We don’t condemn physical violence. That is certainly an upgrade over parts of the world where differences continue to be handled via domination and physical attacks. To our credit (and unlike in Islamic countries in the Middle East) we do consider domestic violence as well as public violence to be criminal offences.
We have not progressed to the point though where we treat anger, at home especially, as an aberration. Anxiety, yes. Depression, yes. But anger? Oh, ‘everybody does it’ seems to be our American attitude.
Excessive anger, that is, too much "madness," should be considered a diagnosable disorder.
Angry feelings are normal, just like mild anxiety and sad moods are normal as opposed to more intense clinical anxiety or depression. Frequently angry tones of voice, inappropriately harsh words, angry responses to non-threatening situations that could be handled cooperatively, and raging however are a definitive departure from healthy interactions.
(c) dobled www.fotosearch.com Stock Photography
Excessive anger however is obviously a form of psychopathology. It is insufficient to dress this reality up in fancy euphemisms such as the DSM 5’s “Disruptive, Impulse-control, and Conduct Disorders” terminology. The problem is ANGER.
The term excessive emotional reactivity, a term now being used to hone in on the essential quality of borderline disorders, is a step in the right direction, though this term also is not listed in the DSM V index. Excessive emotional reactivity, sometimes referred to as amygdala hyper-reactivity, is being studied now to explain and treat the excessive angry reactions of people with a borderline personality disorder. Still, this label tip-toes around the raw reality. Excessive anger should be listed as a clinically diagnosable problem.
Peace between nations begins with peace at home. As the song about Where have all the flowers gone? so poignantly asks, “When will we ever learn? When will we ever learn?”
Susan Heitler, PhD, is a Denver private practice psychologist and author of the book The Power of Two. Dr Heitler's books and blogposts teach skills for more cooperative living as illustrated in the following humorous video from her online collaborative communication program, Power of Two Marriage. (Note: If the video is not visible, try refreshing the page).

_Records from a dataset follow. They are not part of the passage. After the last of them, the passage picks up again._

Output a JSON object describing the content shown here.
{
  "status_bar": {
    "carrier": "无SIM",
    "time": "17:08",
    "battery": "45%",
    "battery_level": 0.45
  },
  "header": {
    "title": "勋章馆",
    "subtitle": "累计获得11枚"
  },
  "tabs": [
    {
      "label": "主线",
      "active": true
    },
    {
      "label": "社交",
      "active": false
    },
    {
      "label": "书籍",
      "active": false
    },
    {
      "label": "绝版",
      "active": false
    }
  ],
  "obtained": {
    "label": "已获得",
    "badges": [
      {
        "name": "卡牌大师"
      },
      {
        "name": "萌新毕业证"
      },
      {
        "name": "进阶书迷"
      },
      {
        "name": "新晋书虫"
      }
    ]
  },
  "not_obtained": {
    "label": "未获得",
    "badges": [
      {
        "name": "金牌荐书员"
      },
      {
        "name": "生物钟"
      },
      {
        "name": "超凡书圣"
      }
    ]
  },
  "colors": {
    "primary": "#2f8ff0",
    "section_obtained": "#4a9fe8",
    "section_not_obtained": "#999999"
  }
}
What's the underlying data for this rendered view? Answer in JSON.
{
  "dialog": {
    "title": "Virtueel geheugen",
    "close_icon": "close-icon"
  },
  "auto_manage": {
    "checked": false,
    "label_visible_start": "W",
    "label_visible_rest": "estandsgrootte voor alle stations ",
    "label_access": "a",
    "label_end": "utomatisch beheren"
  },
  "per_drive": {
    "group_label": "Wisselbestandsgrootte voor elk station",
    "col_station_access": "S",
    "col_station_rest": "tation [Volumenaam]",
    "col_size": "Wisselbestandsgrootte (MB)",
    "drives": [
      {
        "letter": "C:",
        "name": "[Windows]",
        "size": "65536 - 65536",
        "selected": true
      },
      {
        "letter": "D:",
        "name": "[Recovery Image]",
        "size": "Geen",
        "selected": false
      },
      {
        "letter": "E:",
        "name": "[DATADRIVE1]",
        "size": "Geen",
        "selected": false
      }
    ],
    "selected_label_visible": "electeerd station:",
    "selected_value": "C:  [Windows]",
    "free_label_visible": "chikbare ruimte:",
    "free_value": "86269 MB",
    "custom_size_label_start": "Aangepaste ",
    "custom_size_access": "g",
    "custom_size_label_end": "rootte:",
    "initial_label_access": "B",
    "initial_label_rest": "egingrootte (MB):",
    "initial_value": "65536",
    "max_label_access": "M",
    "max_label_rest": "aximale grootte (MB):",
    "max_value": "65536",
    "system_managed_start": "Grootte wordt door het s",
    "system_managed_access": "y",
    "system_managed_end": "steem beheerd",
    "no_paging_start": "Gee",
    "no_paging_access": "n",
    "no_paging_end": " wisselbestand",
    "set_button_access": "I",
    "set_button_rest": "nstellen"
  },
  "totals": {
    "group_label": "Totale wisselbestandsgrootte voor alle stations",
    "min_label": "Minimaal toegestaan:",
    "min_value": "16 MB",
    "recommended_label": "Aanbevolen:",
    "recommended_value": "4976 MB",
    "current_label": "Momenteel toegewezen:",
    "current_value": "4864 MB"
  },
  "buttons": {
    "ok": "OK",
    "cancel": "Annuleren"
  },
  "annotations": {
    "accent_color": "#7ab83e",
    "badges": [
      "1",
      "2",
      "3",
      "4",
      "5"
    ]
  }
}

Susan Heitler, Ph.D., is the author of many books, including From Conflict to Resolution and The Power of Two. She is a graduate of Harvard University and New York University.